CO2CRC is building on its strong research, development and demonstration (RD&D) experience to establish the Carbon Negative Hydrogen Utilisation Hub (CNHUB) – the first-of-its-kind cradle-to-cradle RD&D centre


As the world continues its transition to a circular economy the low emission technologies, renewable carbon and clean hydrogen would play significant roles. With biomass and biowastes replacing fossil fuels as the main sources of virgin carbon, and clean hydrogen replacing grey hydrogen, carbon negative and carbon neutral products can potentially replace their fossil fuel derived analogues in the circular economy. Carbon negative hydrogen is any biohydrogen where the co-product of CO2 is either sequestered or converted to bio-products, thereby making the hydrogen carbon negative. Compared to green hydrogen where no CO2 is added or removed from the atmosphere, carbon negative hydrogen removes CO2 from the atmosphere. Similarly, biochemicals and biofuels produced in a biorefinery where CO2 is either consumed during the process or captured and sequestered are considered NETs. According to the Intergovernmental Panel on Climate Change, the National Academies of Sciences, Engineering, and Medicine of the US, and the Royal Society of the UK, technologies that remove CO2 from the atmosphere would be essential for the climate target of limiting the temperature increase to 1.5 °C.

A biorefinery is a renewable analogue of a petrochemical refinery that converts biomass and biowastes into chemicals, fuels, and products. A Carbon Negative Biorefinery is a specific type of biorefinery concept developed by Dr Adeel Ghayur that consumes CO2 and wastes as feeds in addition to biomass and biowastes for the production of carbon negative hydrogen, biochemicals, biofuels and bioplastics.

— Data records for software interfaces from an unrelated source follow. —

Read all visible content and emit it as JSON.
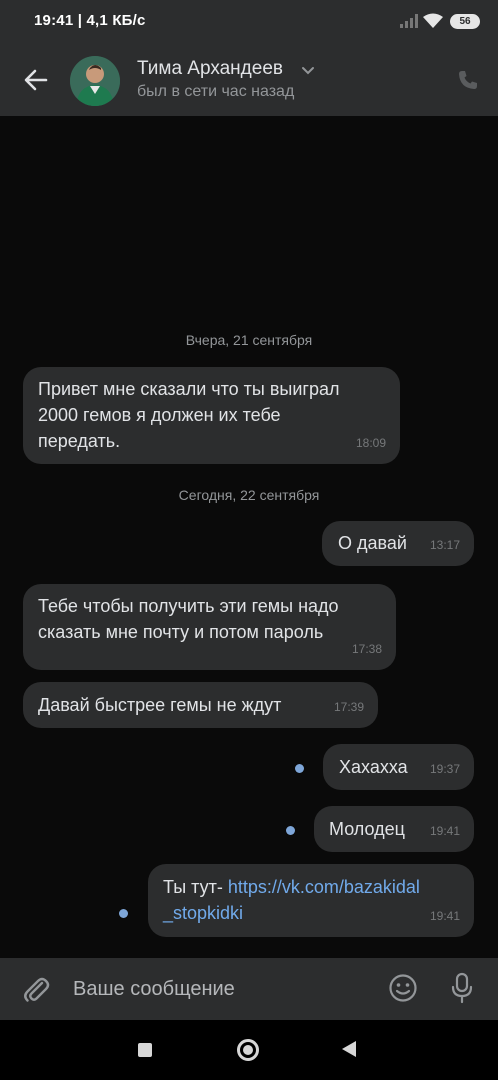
{
  "status_bar": {
    "time_speed": "19:41 | 4,1 КБ/с",
    "battery": "56"
  },
  "header": {
    "name": "Тима Архандеев",
    "last_seen": "был в сети час назад",
    "icons": [
      "back-arrow-icon",
      "chevron-down-icon",
      "phone-icon"
    ]
  },
  "chat": {
    "date_yesterday": "Вчера, 21 сентября",
    "date_today": "Сегодня, 22 сентября",
    "messages": [
      {
        "direction": "in",
        "lines": [
          "Привет мне сказали что ты выиграл",
          "2000 гемов я должен их тебе",
          "передать."
        ],
        "time": "18:09"
      },
      {
        "direction": "out",
        "text": "О давай",
        "time": "13:17"
      },
      {
        "direction": "in",
        "lines": [
          "Тебе чтобы получить эти гемы надо",
          "сказать мне почту и потом пароль"
        ],
        "time": "17:38"
      },
      {
        "direction": "in",
        "text": "Давай быстрее гемы не ждут",
        "time": "17:39"
      },
      {
        "direction": "out",
        "text": "Хахахха",
        "time": "19:37",
        "unread_dot": true
      },
      {
        "direction": "out",
        "text": "Молодец",
        "time": "19:41",
        "unread_dot": true
      },
      {
        "direction": "out",
        "prefix": "Ты тут-",
        "link_line1": "https://vk.com/bazakidal",
        "link_line2": "_stopkidki",
        "time": "19:41",
        "unread_dot": true
      }
    ]
  },
  "composer": {
    "placeholder": "Ваше сообщение",
    "icons": [
      "paperclip-icon",
      "smile-icon",
      "microphone-icon"
    ]
  },
  "navbar": {
    "icons": [
      "recent-apps-icon",
      "home-icon",
      "back-icon"
    ]
  },
  "colors": {
    "background": "#0a0a0a",
    "panel": "#2c2d2e",
    "bubble": "#2c2d2e",
    "text": "#e1e3e6",
    "muted": "#939699",
    "link": "#71aaeb",
    "unread_dot": "#7ea6d8"
  }
}
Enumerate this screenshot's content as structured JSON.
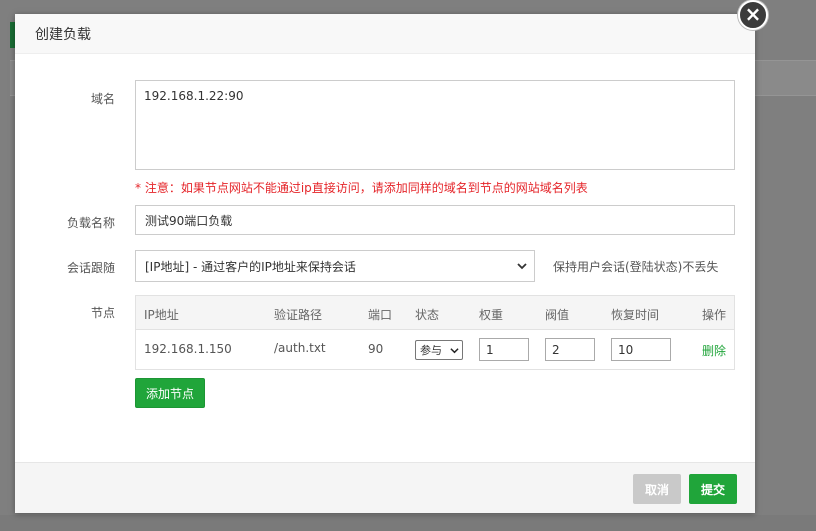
{
  "modal": {
    "title": "创建负载",
    "close_icon": "close-icon"
  },
  "form": {
    "domain_label": "域名",
    "domain_value": "192.168.1.22:90",
    "domain_note": "* 注意：如果节点网站不能通过ip直接访问，请添加同样的域名到节点的网站域名列表",
    "name_label": "负载名称",
    "name_value": "测试90端口负载",
    "session_label": "会话跟随",
    "session_selected": "[IP地址] - 通过客户的IP地址来保持会话",
    "session_hint": "保持用户会话(登陆状态)不丢失",
    "nodes_label": "节点"
  },
  "nodes_table": {
    "headers": [
      "IP地址",
      "验证路径",
      "端口",
      "状态",
      "权重",
      "阀值",
      "恢复时间",
      "操作"
    ],
    "rows": [
      {
        "ip": "192.168.1.150",
        "path": "/auth.txt",
        "port": "90",
        "status": "参与",
        "weight": "1",
        "threshold": "2",
        "recover_time": "10",
        "action": "删除"
      }
    ]
  },
  "buttons": {
    "add_node": "添加节点",
    "cancel": "取消",
    "submit": "提交"
  },
  "colors": {
    "accent": "#20a53a",
    "warning": "#e5252a",
    "cancel_bg": "#c9c9c9"
  }
}
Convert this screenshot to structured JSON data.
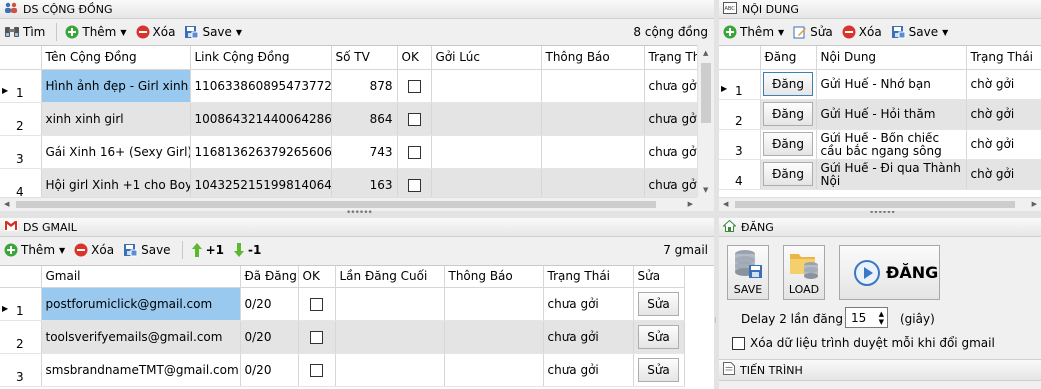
{
  "community": {
    "title": "DS CỘNG ĐỒNG",
    "toolbar": {
      "find": "Tìm",
      "add": "Thêm",
      "delete": "Xóa",
      "save": "Save",
      "count": "8 cộng đồng"
    },
    "columns": [
      "Tên Cộng Đồng",
      "Link Cộng Đồng",
      "Số TV",
      "OK",
      "Gởi Lúc",
      "Thông Báo",
      "Trạng Thái"
    ],
    "rows": [
      {
        "n": "1",
        "name": "Hình ảnh đẹp - Girl xinh ...",
        "link": "1106338608954737720​82",
        "members": "878",
        "status": "chưa gởi"
      },
      {
        "n": "2",
        "name": "xinh xinh girl",
        "link": "100864321440064286788",
        "members": "864",
        "status": "chưa gởi"
      },
      {
        "n": "3",
        "name": "Gái Xinh 16+ (Sexy Girl)",
        "link": "116813626379265606327",
        "members": "743",
        "status": "chưa gởi"
      },
      {
        "n": "4",
        "name": "Hội girl Xinh +1 cho Boy...",
        "link": "104325215199814064370",
        "members": "163",
        "status": "chưa gởi"
      }
    ]
  },
  "content": {
    "title": "NỘI DUNG",
    "toolbar": {
      "add": "Thêm",
      "edit": "Sửa",
      "delete": "Xóa",
      "save": "Save"
    },
    "columns": [
      "Đăng",
      "Nội Dung",
      "Trạng Thái"
    ],
    "rows": [
      {
        "n": "1",
        "btn": "Đăng",
        "text": "Gửi Huế - Nhớ bạn",
        "status": "chờ gởi"
      },
      {
        "n": "2",
        "btn": "Đăng",
        "text": "Gửi Huế - Hỏi thăm",
        "status": "chờ gởi"
      },
      {
        "n": "3",
        "btn": "Đăng",
        "text": "Gửi Huế - Bốn chiếc cầu bắc ngang sông Hương",
        "status": "chờ gởi"
      },
      {
        "n": "4",
        "btn": "Đăng",
        "text": "Gửi Huế - Đi qua Thành Nội",
        "status": "chờ gởi"
      }
    ]
  },
  "gmail": {
    "title": "DS GMAIL",
    "toolbar": {
      "add": "Thêm",
      "delete": "Xóa",
      "save": "Save",
      "plus": "+1",
      "minus": "-1",
      "count": "7 gmail"
    },
    "columns": [
      "Gmail",
      "Đã Đăng",
      "OK",
      "Lần Đăng Cuối",
      "Thông Báo",
      "Trạng Thái",
      "Sửa"
    ],
    "rows": [
      {
        "n": "1",
        "email": "postforumiclick@gmail.com",
        "posted": "0/20",
        "status": "chưa gởi",
        "btn": "Sửa"
      },
      {
        "n": "2",
        "email": "toolsverifyemails@gmail.com",
        "posted": "0/20",
        "status": "chưa gởi",
        "btn": "Sửa"
      },
      {
        "n": "3",
        "email": "smsbrandnameTMT@gmail.com",
        "posted": "0/20",
        "status": "chưa gởi",
        "btn": "Sửa"
      }
    ]
  },
  "post": {
    "title": "ĐĂNG",
    "save": "SAVE",
    "load": "LOAD",
    "post": "ĐĂNG",
    "delay_label": "Delay 2 lần đăng",
    "delay_value": "15",
    "delay_unit": "(giây)",
    "clear_label": "Xóa dữ liệu trình duyệt mỗi khi đổi gmail"
  },
  "progress": {
    "title": "TIẾN TRÌNH"
  }
}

The CNHUB is based on the carbon negative biorefinery concept.

CO2CRC’s techno-economic simulation results for the carbon negative biorefinery concept show carbon negative hydrogen production cost of $1.60 per kilogram, much lower than Australia’s current goal of renewable hydrogen for $2 per kilogram. These economic assessments were carried out for a small facility producing 8,000 metric tonnes per annum of renewable carbon negative hydrogen. The facility captures 57,000 metric tonnes of CO2 from the non-food biomass/biowaste (over 7 tonnes of CO2 per tonne of hydrogen). The techno-economic study cost estimation includes the separation, purification and capture of CO2. The facility’s energy demands are fulfilled from renewable resources and included  as well. A large facility  can produce up to 80,000 metric tonnes per annum and is expected to benefit from economies of scale.

Current Challenges

Currently, very limited chemicals and biofuels are commercially produced in biorefineries. This is due to the lengthy and expensive four stage process from laboratory research to the commercial biorefinery. Within this process, demonstration is the most crucial stage as it determines the technological and commercial viability of the large scale biorefinery. Current designs and operational practices of the demonstration stage are too costly, time consuming and inflexible. The CNHUB is being designed to address this critical drawback and provide an accelerated pathway to companies for their research from laboratory to commercial scale.


To provide an accelerated and low-cost scale-up of negative emission technologies (NETs) and waste recycling from lab to the demo-scale

CNHUB’s Proposed Capabilities

The CNHUB is based on a Carbon Negative Biorefinery concept and designed as the RD&D demo-centre for the circular, hydrogen and bio-economies’ industries with:

  • Feedstocks of biowaste, plastic waste, biomass, hydrogen and CO2;
  • Technologies of thermochemical and biochemical (fermentation) processes; and
  • Products of biohydrogen, biochemicals, biofuels, bioplastics and bioproducts.